Give the number of lines in these entries that contain the string "VanDerLee", with no further comment.

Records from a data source
******************************

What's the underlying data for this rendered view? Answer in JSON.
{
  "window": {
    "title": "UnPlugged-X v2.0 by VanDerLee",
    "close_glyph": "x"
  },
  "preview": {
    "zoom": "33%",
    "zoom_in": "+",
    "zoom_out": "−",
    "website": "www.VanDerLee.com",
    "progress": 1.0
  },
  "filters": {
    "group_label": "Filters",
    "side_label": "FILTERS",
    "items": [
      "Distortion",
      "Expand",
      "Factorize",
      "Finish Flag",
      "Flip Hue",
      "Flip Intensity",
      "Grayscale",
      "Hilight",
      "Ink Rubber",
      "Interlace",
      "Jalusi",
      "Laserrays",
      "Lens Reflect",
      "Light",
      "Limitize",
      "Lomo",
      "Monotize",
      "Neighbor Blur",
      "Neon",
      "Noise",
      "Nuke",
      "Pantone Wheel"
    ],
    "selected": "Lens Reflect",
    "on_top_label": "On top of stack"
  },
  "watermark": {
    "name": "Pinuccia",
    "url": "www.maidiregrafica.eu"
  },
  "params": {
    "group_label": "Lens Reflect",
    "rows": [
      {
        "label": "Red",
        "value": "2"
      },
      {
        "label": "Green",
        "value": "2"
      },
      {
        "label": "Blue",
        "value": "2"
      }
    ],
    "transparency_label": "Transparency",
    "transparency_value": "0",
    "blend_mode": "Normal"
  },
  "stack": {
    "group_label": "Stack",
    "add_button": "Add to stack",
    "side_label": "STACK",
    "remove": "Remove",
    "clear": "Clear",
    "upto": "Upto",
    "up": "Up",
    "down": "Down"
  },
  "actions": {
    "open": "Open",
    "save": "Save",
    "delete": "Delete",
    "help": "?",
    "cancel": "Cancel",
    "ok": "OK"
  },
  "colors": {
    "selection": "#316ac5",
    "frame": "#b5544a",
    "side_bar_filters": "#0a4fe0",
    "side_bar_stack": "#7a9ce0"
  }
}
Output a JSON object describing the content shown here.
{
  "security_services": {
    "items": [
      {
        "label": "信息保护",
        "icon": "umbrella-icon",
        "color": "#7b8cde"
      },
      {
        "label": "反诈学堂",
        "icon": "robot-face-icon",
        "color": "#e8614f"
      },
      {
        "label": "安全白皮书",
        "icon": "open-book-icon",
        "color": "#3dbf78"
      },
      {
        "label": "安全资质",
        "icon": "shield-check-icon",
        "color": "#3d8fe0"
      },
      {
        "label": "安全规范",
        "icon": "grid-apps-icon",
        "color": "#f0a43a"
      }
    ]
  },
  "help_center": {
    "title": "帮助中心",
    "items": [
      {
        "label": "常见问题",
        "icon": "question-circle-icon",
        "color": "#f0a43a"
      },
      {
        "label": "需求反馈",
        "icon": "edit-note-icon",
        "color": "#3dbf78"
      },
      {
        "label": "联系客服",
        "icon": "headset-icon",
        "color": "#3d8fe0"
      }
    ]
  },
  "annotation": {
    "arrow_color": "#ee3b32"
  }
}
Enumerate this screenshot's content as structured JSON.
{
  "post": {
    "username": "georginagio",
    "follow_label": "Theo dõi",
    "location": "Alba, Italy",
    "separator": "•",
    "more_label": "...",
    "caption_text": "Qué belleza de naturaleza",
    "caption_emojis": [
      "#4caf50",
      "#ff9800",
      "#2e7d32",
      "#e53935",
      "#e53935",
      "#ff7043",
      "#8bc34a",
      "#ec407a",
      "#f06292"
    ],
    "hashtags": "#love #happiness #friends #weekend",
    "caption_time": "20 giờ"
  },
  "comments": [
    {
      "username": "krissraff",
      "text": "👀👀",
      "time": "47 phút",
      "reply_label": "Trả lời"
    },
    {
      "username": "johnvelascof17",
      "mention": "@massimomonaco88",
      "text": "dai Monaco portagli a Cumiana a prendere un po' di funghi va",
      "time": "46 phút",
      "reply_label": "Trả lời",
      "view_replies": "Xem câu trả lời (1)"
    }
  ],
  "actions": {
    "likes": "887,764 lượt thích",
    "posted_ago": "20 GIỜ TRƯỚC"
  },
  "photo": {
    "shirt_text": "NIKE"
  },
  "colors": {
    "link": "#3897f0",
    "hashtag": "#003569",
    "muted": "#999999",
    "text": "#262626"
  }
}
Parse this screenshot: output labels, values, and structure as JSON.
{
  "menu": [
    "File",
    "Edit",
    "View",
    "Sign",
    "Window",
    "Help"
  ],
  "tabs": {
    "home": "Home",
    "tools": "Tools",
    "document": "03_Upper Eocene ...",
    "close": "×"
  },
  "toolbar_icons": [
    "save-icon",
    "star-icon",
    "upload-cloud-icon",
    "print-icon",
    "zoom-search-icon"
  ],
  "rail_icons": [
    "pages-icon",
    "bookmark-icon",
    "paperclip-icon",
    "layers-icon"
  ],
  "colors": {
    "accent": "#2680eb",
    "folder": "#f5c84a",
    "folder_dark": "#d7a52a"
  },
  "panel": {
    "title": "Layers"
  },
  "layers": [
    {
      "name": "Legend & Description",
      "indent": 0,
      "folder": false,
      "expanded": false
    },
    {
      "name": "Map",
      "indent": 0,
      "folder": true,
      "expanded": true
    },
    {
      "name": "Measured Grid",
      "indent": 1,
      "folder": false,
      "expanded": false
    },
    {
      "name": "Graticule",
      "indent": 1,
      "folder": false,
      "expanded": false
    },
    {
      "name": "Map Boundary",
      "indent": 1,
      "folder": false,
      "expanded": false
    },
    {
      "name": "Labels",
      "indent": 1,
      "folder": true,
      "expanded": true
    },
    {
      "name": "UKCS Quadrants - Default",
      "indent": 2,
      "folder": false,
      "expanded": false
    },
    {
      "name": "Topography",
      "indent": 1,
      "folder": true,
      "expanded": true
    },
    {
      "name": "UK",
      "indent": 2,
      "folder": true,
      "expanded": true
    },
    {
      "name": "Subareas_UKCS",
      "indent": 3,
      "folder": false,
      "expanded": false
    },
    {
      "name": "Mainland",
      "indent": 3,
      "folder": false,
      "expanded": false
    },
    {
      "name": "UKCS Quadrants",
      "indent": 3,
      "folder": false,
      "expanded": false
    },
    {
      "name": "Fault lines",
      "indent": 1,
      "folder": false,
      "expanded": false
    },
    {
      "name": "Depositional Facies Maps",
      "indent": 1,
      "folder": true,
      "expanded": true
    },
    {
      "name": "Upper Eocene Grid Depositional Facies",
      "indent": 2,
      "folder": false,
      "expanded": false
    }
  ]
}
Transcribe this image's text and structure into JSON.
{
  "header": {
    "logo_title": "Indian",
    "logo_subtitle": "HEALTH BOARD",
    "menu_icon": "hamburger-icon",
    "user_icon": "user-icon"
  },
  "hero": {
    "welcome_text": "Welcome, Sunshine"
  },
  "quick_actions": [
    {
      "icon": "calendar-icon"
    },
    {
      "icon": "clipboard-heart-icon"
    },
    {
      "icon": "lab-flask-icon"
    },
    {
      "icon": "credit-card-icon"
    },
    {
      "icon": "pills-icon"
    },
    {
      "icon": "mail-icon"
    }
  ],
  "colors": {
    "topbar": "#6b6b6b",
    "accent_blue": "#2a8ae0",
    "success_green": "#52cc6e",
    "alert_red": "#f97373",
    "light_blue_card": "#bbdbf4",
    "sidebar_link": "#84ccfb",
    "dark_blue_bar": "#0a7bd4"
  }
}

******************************

**Problem solution**
2